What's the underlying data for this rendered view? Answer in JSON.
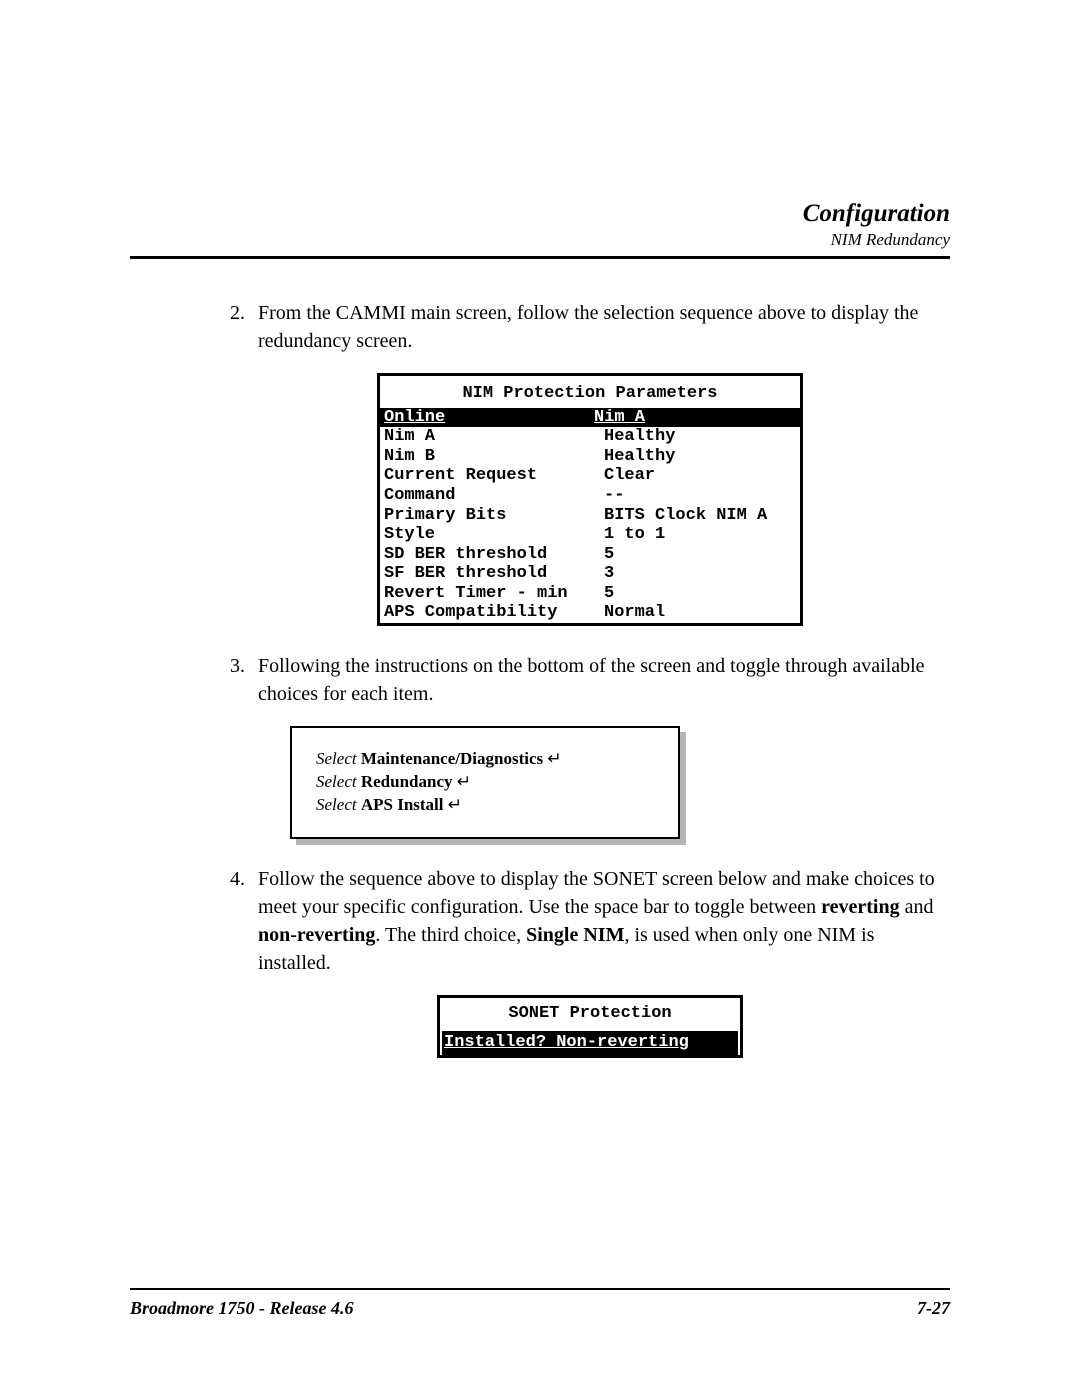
{
  "header": {
    "title": "Configuration",
    "subtitle": "NIM Redundancy"
  },
  "steps": {
    "s2": {
      "num": "2.",
      "text": "From the CAMMI main screen, follow the selection sequence above to display the redundancy screen."
    },
    "s3": {
      "num": "3.",
      "text": "Following the instructions on the bottom of the screen and toggle through available choices for each item."
    },
    "s4": {
      "num": "4.",
      "text_a": "Follow the sequence above to display the SONET screen below and make choices to meet your specific configuration. Use the space bar to toggle between ",
      "bold_a": "reverting",
      "text_b": " and ",
      "bold_b": "non-reverting",
      "text_c": ". The third choice, ",
      "bold_c": "Single NIM",
      "text_d": ", is used when only one NIM is installed."
    }
  },
  "nim": {
    "title": "NIM Protection Parameters",
    "rows": [
      {
        "label": "Online",
        "value": "Nim A",
        "highlight": true
      },
      {
        "label": "Nim A",
        "value": "Healthy",
        "highlight": false
      },
      {
        "label": "Nim B",
        "value": "Healthy",
        "highlight": false
      },
      {
        "label": "Current Request",
        "value": "Clear",
        "highlight": false
      },
      {
        "label": "Command",
        "value": "--",
        "highlight": false
      },
      {
        "label": "Primary Bits",
        "value": "BITS Clock NIM A",
        "highlight": false
      },
      {
        "label": "Style",
        "value": "1 to 1",
        "highlight": false
      },
      {
        "label": "SD BER threshold",
        "value": "5",
        "highlight": false
      },
      {
        "label": "SF BER threshold",
        "value": "3",
        "highlight": false
      },
      {
        "label": "Revert Timer - min",
        "value": "5",
        "highlight": false
      },
      {
        "label": "APS Compatibility",
        "value": "Normal",
        "highlight": false
      }
    ]
  },
  "select": {
    "word": "Select",
    "lines": [
      "Maintenance/Diagnostics",
      "Redundancy",
      "APS Install"
    ],
    "enter": "↵"
  },
  "sonet": {
    "title": "SONET Protection",
    "label": "Installed?",
    "value": "Non-reverting"
  },
  "footer": {
    "left": "Broadmore 1750 - Release 4.6",
    "right": "7-27"
  }
}
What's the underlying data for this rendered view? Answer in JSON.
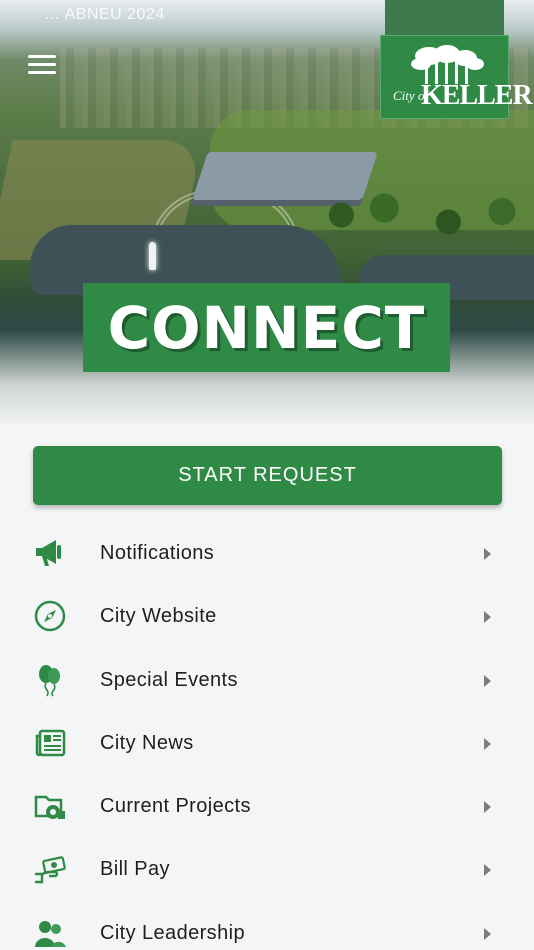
{
  "status_bar": {
    "time": "… ABNEU 2024"
  },
  "header": {
    "menu_icon": "hamburger-menu-icon",
    "logo": {
      "prefix": "City of",
      "name": "KELLER"
    },
    "banner_text": "CONNECT"
  },
  "main": {
    "start_request_label": "START REQUEST",
    "items": [
      {
        "label": "Notifications",
        "icon": "megaphone-icon"
      },
      {
        "label": "City Website",
        "icon": "compass-icon"
      },
      {
        "label": "Special Events",
        "icon": "balloons-icon"
      },
      {
        "label": "City News",
        "icon": "newspaper-icon"
      },
      {
        "label": "Current Projects",
        "icon": "project-folder-icon"
      },
      {
        "label": "Bill Pay",
        "icon": "hand-money-icon"
      },
      {
        "label": "City Leadership",
        "icon": "people-icon"
      }
    ]
  },
  "colors": {
    "brand_green": "#2f8a46",
    "chevron": "#7b7b7b",
    "background": "#f4f5f6"
  }
}
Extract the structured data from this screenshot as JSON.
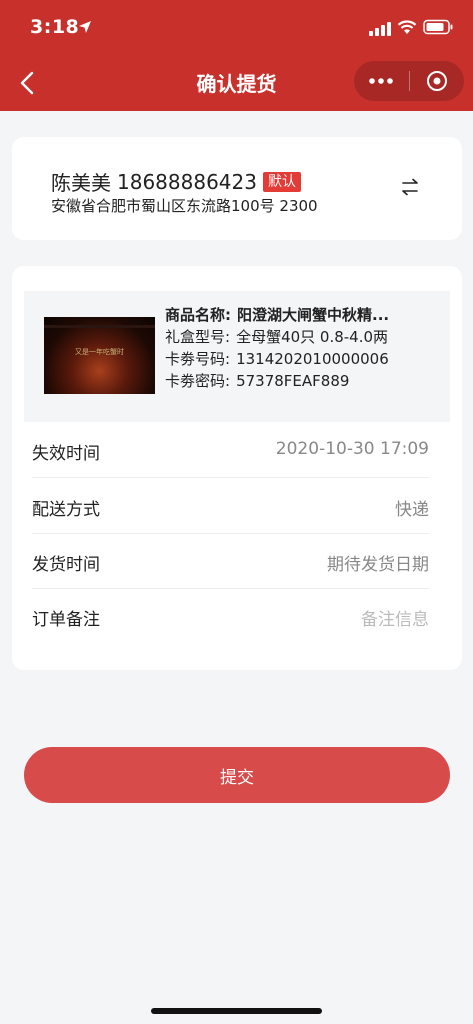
{
  "status_bar": {
    "time": "3:18"
  },
  "nav": {
    "title": "确认提货"
  },
  "address": {
    "name": "陈美美",
    "phone": "18688886423",
    "badge": "默认",
    "detail": "安徽省合肥市蜀山区东流路100号 2300"
  },
  "product": {
    "name_label": "商品名称:",
    "name_value": "阳澄湖大闸蟹中秋精...",
    "box_label": "礼盒型号:",
    "box_value": "全母蟹40只 0.8-4.0两",
    "card_no_label": "卡劵号码:",
    "card_no_value": "1314202010000006",
    "card_pwd_label": "卡劵密码:",
    "card_pwd_value": "57378FEAF889",
    "image_text": "又是一年吃蟹时"
  },
  "fields": {
    "expire_label": "失效时间",
    "expire_value": "2020-10-30 17:09",
    "delivery_label": "配送方式",
    "delivery_value": "快递",
    "ship_label": "发货时间",
    "ship_value": "期待发货日期",
    "note_label": "订单备注",
    "note_placeholder": "备注信息"
  },
  "submit": {
    "label": "提交"
  },
  "colors": {
    "brand": "#c8302c",
    "button": "#d84b4b",
    "badge": "#e33c36"
  }
}
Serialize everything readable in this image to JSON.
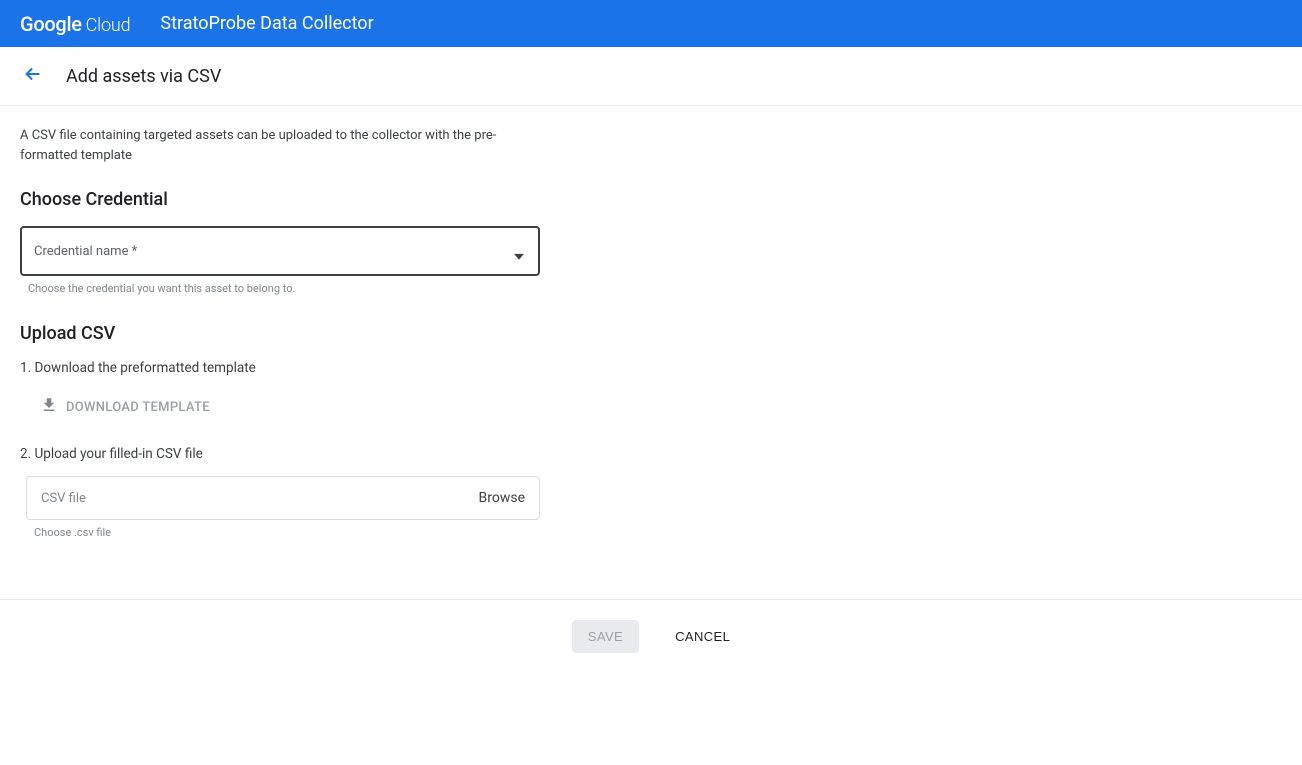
{
  "header": {
    "logo_google": "Google",
    "logo_cloud": "Cloud",
    "app_title": "StratoProbe Data Collector"
  },
  "page": {
    "title": "Add assets via CSV",
    "description": "A CSV file containing targeted assets can be uploaded to the collector with the pre-formatted template"
  },
  "credential": {
    "heading": "Choose Credential",
    "label": "Credential name *",
    "helper": "Choose the credential you want this asset to belong to."
  },
  "upload": {
    "heading": "Upload CSV",
    "step1": "1. Download the preformatted template",
    "download_label": "DOWNLOAD TEMPLATE",
    "step2": "2. Upload your filled-in CSV file",
    "file_placeholder": "CSV file",
    "browse_label": "Browse",
    "file_helper": "Choose .csv file"
  },
  "footer": {
    "save": "SAVE",
    "cancel": "CANCEL"
  }
}
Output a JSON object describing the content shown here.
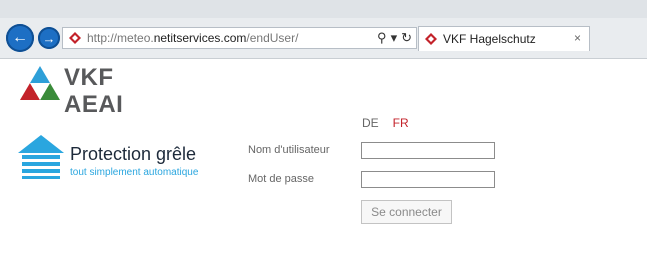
{
  "browser": {
    "url_prefix": "http://meteo.",
    "url_domain": "netitservices.com",
    "url_path": "/endUser/",
    "search_glyph": "⚲",
    "dropdown_glyph": "▾",
    "refresh_glyph": "↻",
    "tab_title": "VKF Hagelschutz",
    "tab_close": "×",
    "back_glyph": "←",
    "forward_glyph": "→",
    "icons": {
      "back": "back-arrow-icon",
      "forward": "forward-arrow-icon",
      "site": "vkf-favicon-icon",
      "search": "search-icon",
      "refresh": "refresh-icon",
      "close": "close-icon"
    }
  },
  "logo": {
    "line1": "VKF",
    "line2": "AEAI"
  },
  "brand": {
    "title": "Protection grêle",
    "subtitle": "tout simplement automatique"
  },
  "language": {
    "de": "DE",
    "fr": "FR",
    "active": "FR"
  },
  "form": {
    "username_label": "Nom d'utilisateur",
    "password_label": "Mot de passe",
    "username_value": "",
    "password_value": "",
    "submit_label": "Se connecter"
  },
  "colors": {
    "accent_red": "#c3222a",
    "brand_blue": "#2aa6df",
    "browser_blue": "#1d6fc4"
  }
}
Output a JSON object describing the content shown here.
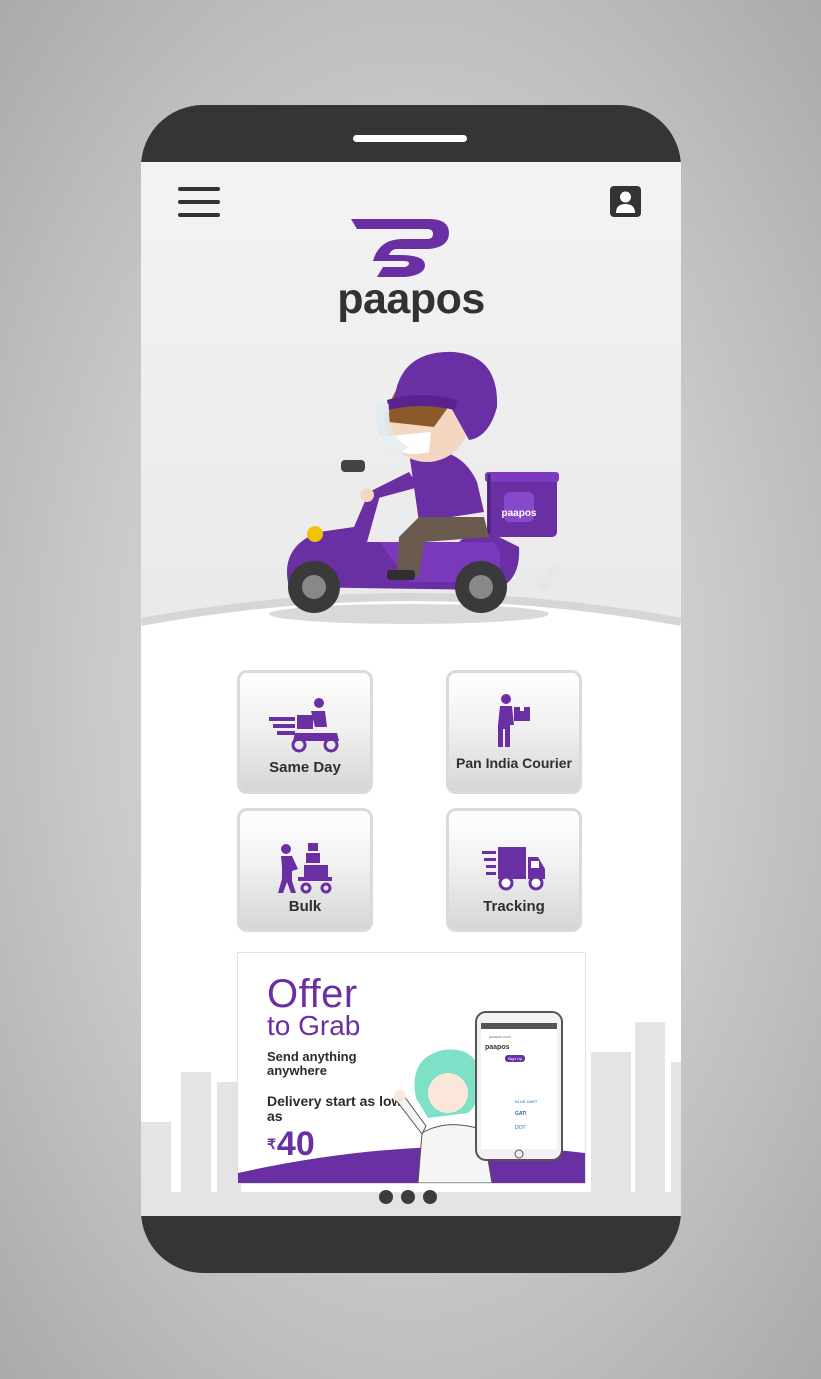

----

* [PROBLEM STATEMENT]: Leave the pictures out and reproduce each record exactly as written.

* [RESULT OF THIS TASK]:
What's the underlying data for this rendered view? Answer in JSON.
{
  "header": {
    "title": "Configuration",
    "subtitle": "NIM Redundancy"
  },
  "steps": {
    "s2": {
      "num": "2.",
      "text": "From the CAMMI main screen, follow the selection sequence above to display the redundancy screen."
    },
    "s3": {
      "num": "3.",
      "text": "Following the instructions on the bottom of the screen and toggle through available choices for each item."
    },
    "s4": {
      "num": "4.",
      "text_a": "Follow the sequence above to display the SONET screen below and make choices to meet your specific configuration. Use the space bar to toggle between ",
      "bold_a": "reverting",
      "text_b": " and ",
      "bold_b": "non-reverting",
      "text_c": ". The third choice, ",
      "bold_c": "Single NIM",
      "text_d": ", is used when only one NIM is installed."
    }
  },
  "nim": {
    "title": "NIM Protection Parameters",
    "rows": [
      {
        "label": "Online",
        "value": "Nim A",
        "highlight": true
      },
      {
        "label": "Nim A",
        "value": "Healthy",
        "highlight": false
      },
      {
        "label": "Nim B",
        "value": "Healthy",
        "highlight": false
      },
      {
        "label": "Current Request",
        "value": "Clear",
        "highlight": false
      },
      {
        "label": "Command",
        "value": "--",
        "highlight": false
      },
      {
        "label": "Primary Bits",
        "value": "BITS Clock NIM A",
        "highlight": false
      },
      {
        "label": "Style",
        "value": "1 to 1",
        "highlight": false
      },
      {
        "label": "SD BER threshold",
        "value": "5",
        "highlight": false
      },
      {
        "label": "SF BER threshold",
        "value": "3",
        "highlight": false
      },
      {
        "label": "Revert Timer - min",
        "value": "5",
        "highlight": false
      },
      {
        "label": "APS Compatibility",
        "value": "Normal",
        "highlight": false
      }
    ]
  },
  "select": {
    "word": "Select",
    "lines": [
      "Maintenance/Diagnostics",
      "Redundancy",
      "APS Install"
    ],
    "enter": "↵"
  },
  "sonet": {
    "title": "SONET Protection",
    "label": "Installed?",
    "value": "Non-reverting"
  },
  "footer": {
    "left": "Broadmore 1750 - Release 4.6",
    "right": "7-27"
  }
}
What's the underlying data for this rendered view? Answer in JSON.
{
  "status_bar": {
    "time": "… ABNEU 2024"
  },
  "header": {
    "menu_icon": "hamburger-menu-icon",
    "logo": {
      "prefix": "City of",
      "name": "KELLER"
    },
    "banner_text": "CONNECT"
  },
  "main": {
    "start_request_label": "START REQUEST",
    "items": [
      {
        "label": "Notifications",
        "icon": "megaphone-icon"
      },
      {
        "label": "City Website",
        "icon": "compass-icon"
      },
      {
        "label": "Special Events",
        "icon": "balloons-icon"
      },
      {
        "label": "City News",
        "icon": "newspaper-icon"
      },
      {
        "label": "Current Projects",
        "icon": "project-folder-icon"
      },
      {
        "label": "Bill Pay",
        "icon": "hand-money-icon"
      },
      {
        "label": "City Leadership",
        "icon": "people-icon"
      }
    ]
  },
  "colors": {
    "brand_green": "#2f8a46",
    "chevron": "#7b7b7b",
    "background": "#f4f5f6"
  }
}
Extract the structured data from this screenshot as JSON.
{
  "status_bar": {
    "time": "3:18"
  },
  "nav": {
    "title": "确认提货"
  },
  "address": {
    "name": "陈美美",
    "phone": "18688886423",
    "badge": "默认",
    "detail": "安徽省合肥市蜀山区东流路100号 2300"
  },
  "product": {
    "name_label": "商品名称:",
    "name_value": "阳澄湖大闸蟹中秋精...",
    "box_label": "礼盒型号:",
    "box_value": "全母蟹40只 0.8-4.0两",
    "card_no_label": "卡劵号码:",
    "card_no_value": "1314202010000006",
    "card_pwd_label": "卡劵密码:",
    "card_pwd_value": "57378FEAF889",
    "image_text": "又是一年吃蟹时"
  },
  "fields": {
    "expire_label": "失效时间",
    "expire_value": "2020-10-30 17:09",
    "delivery_label": "配送方式",
    "delivery_value": "快递",
    "ship_label": "发货时间",
    "ship_value": "期待发货日期",
    "note_label": "订单备注",
    "note_placeholder": "备注信息"
  },
  "submit": {
    "label": "提交"
  },
  "colors": {
    "brand": "#c8302c",
    "button": "#d84b4b",
    "badge": "#e33c36"
  }
}
Serialize everything readable in this image to JSON.
{
  "header": {
    "logo_google": "Google",
    "logo_cloud": "Cloud",
    "app_title": "StratoProbe Data Collector"
  },
  "page": {
    "title": "Add assets via CSV",
    "description": "A CSV file containing targeted assets can be uploaded to the collector with the pre-formatted template"
  },
  "credential": {
    "heading": "Choose Credential",
    "label": "Credential name *",
    "helper": "Choose the credential you want this asset to belong to."
  },
  "upload": {
    "heading": "Upload CSV",
    "step1": "1. Download the preformatted template",
    "download_label": "DOWNLOAD TEMPLATE",
    "step2": "2. Upload your filled-in CSV file",
    "file_placeholder": "CSV file",
    "browse_label": "Browse",
    "file_helper": "Choose .csv file"
  },
  "footer": {
    "save": "SAVE",
    "cancel": "CANCEL"
  }
}
Output a JSON object describing the content shown here.
{
  "browser": {
    "url_prefix": "http://meteo.",
    "url_domain": "netitservices.com",
    "url_path": "/endUser/",
    "search_glyph": "⚲",
    "dropdown_glyph": "▾",
    "refresh_glyph": "↻",
    "tab_title": "VKF Hagelschutz",
    "tab_close": "×",
    "back_glyph": "←",
    "forward_glyph": "→",
    "icons": {
      "back": "back-arrow-icon",
      "forward": "forward-arrow-icon",
      "site": "vkf-favicon-icon",
      "search": "search-icon",
      "refresh": "refresh-icon",
      "close": "close-icon"
    }
  },
  "logo": {
    "line1": "VKF",
    "line2": "AEAI"
  },
  "brand": {
    "title": "Protection grêle",
    "subtitle": "tout simplement automatique"
  },
  "language": {
    "de": "DE",
    "fr": "FR",
    "active": "FR"
  },
  "form": {
    "username_label": "Nom d'utilisateur",
    "password_label": "Mot de passe",
    "username_value": "",
    "password_value": "",
    "submit_label": "Se connecter"
  },
  "colors": {
    "accent_red": "#c3222a",
    "brand_blue": "#2aa6df",
    "browser_blue": "#1d6fc4"
  }
}
Output a JSON object describing the content shown here.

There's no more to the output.